Games of the Year

RPGFan Games of the Year 2020: Best Antagonist

RPGFan Best Antagonist 2020 Banner featuring Sephiroth smirking.

Winner: Sephiroth (Final Fantasy VII Remake)

Whatever you choose to call him, Sephiroth has been a landmark villain in gaming history. One-Winged Angel, the look, and the pure cruelty toward Cloud make him easy to hate in the most affectionate way possible. Well, if you can see past his murderous tendencies. Anyway, what makes him phenomenal in Remake far surpasses anything we saw in the original game. As divisive as Remake‘s trajectory and ending are, one cannot argue that Sephiroth’s machinations haven’t ignited the imaginations of fans worldwide. In fact, just as Cloud is haunted by memories and how Sephiroth fits into the puzzle that is his life, we experience much the same: will Sephiroth ruin the thing we love, and can we forgive him if he does? Whatever happens, we’ll inevitably feel strongly about it, and that’s what excellent antagonists do.

by Bob Richardson


Runner-Up: Hades (Hades)

For many, Hades is not only Zagreus’ father. Each cruel remark scars you with the same intensity as his spear swings. Each loss to him reminds you of the shortcomings your own father insisted you possess. What you attempt is embarrassing and in vain. Nothing you do is good enough. You will never amount to anything.
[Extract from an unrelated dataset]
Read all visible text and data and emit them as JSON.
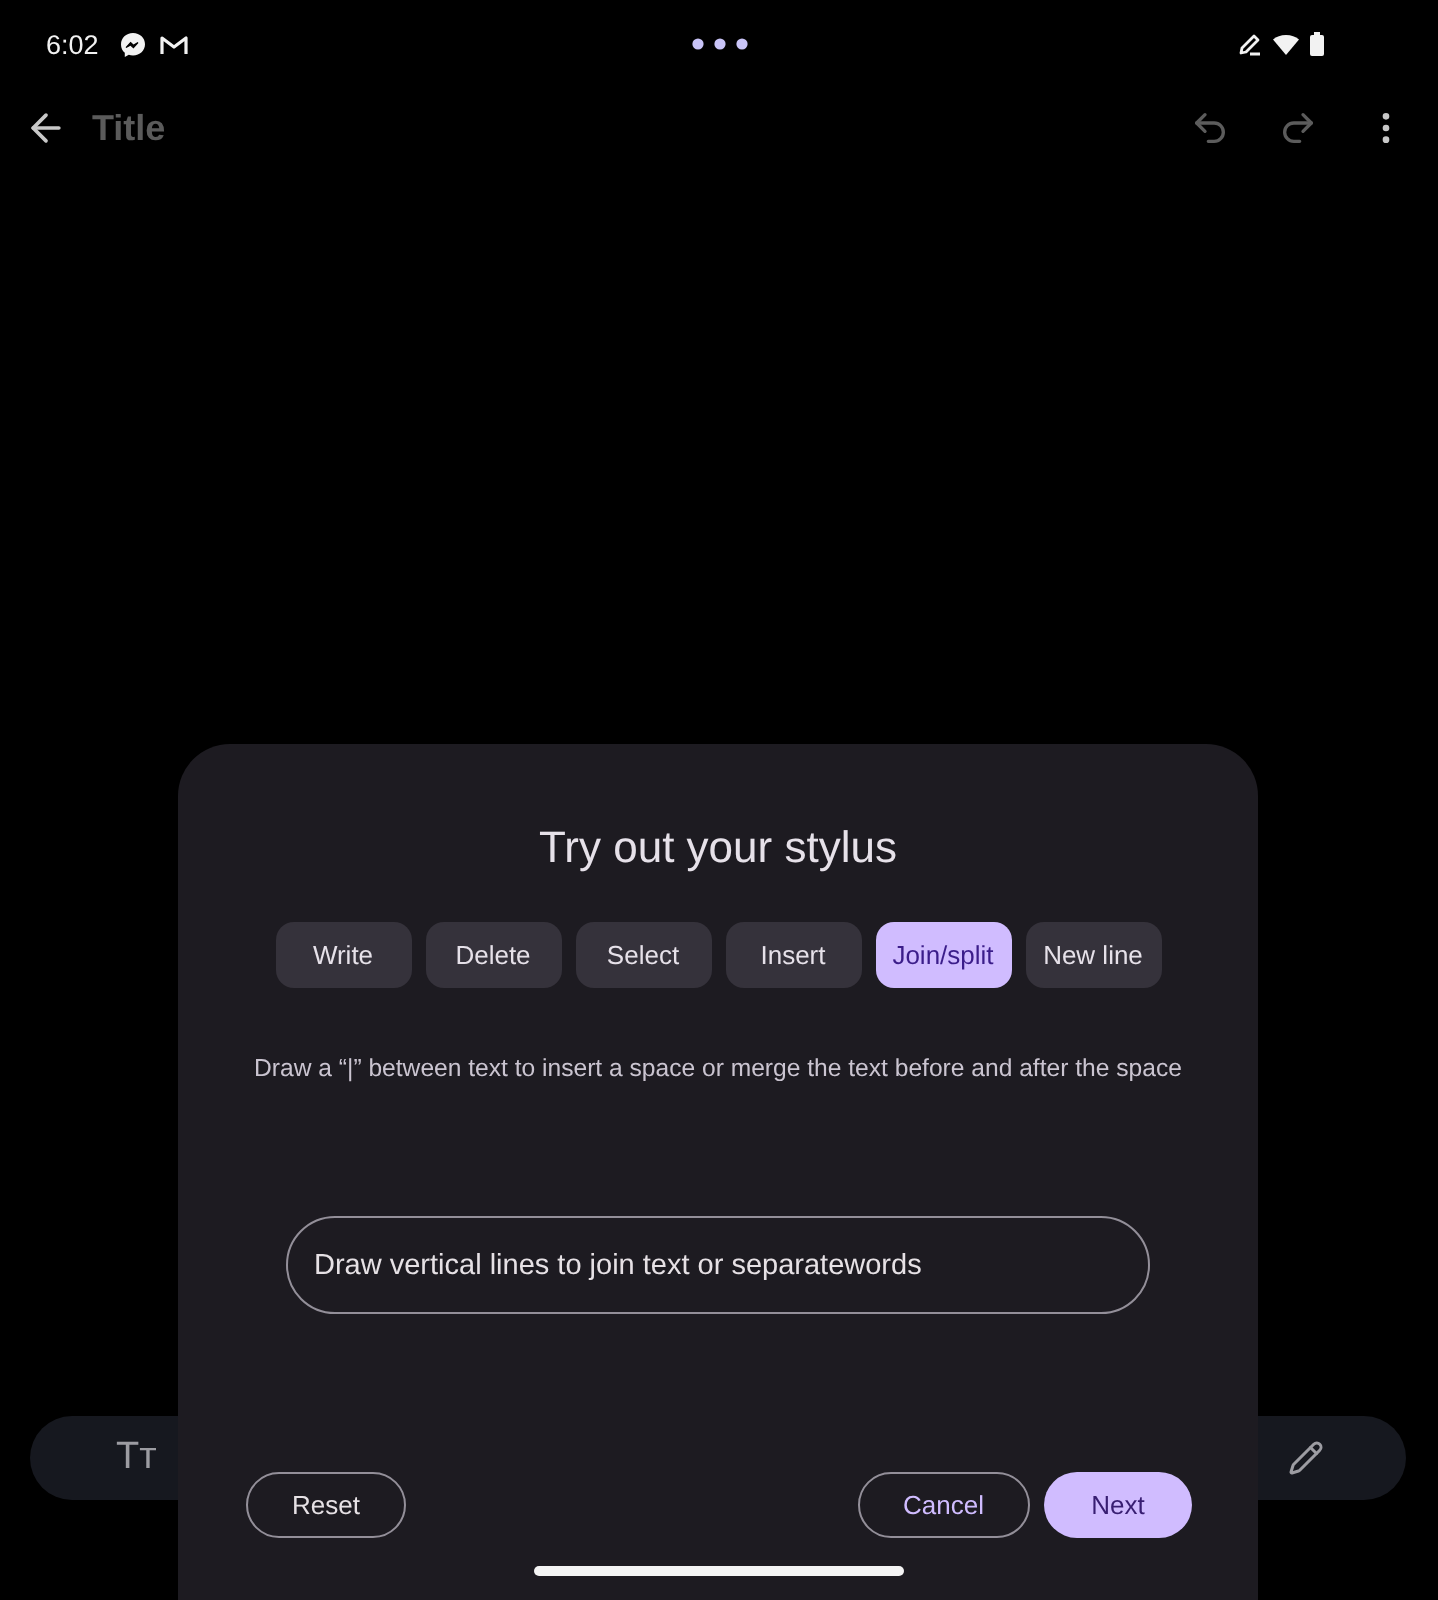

But you’re a survivor, and you keep trying. Even if he doesn’t recognize it, you will succeed. And with enough successes, he opens up, granting Zagreus the communication and healing that, heartbreakingly, not everyone receives — that you may not have received.

You are strong, and still you survive. Because unlike the depths of the underworld, the cycle of familial cruelty is something you can break free from.

by Niki Fakhoori


Readers’ Choice: Best Antagonist

Winner: Sephiroth (Final Fantasy VII Remake)

Runner-Up: Gilliath Osborne (The Legend of Heroes: Trails of Cold Steel IV)

Bob Richardson

Bob Richardson

Bob has been reviewing games at RPGFan since 2009. Over that period, he has grown in his understanding that games, their stories and characters, and the people we meet through them can enrich our lives and make us better people. He enjoys keeping up with budding scholarly research surrounding games and their benefits.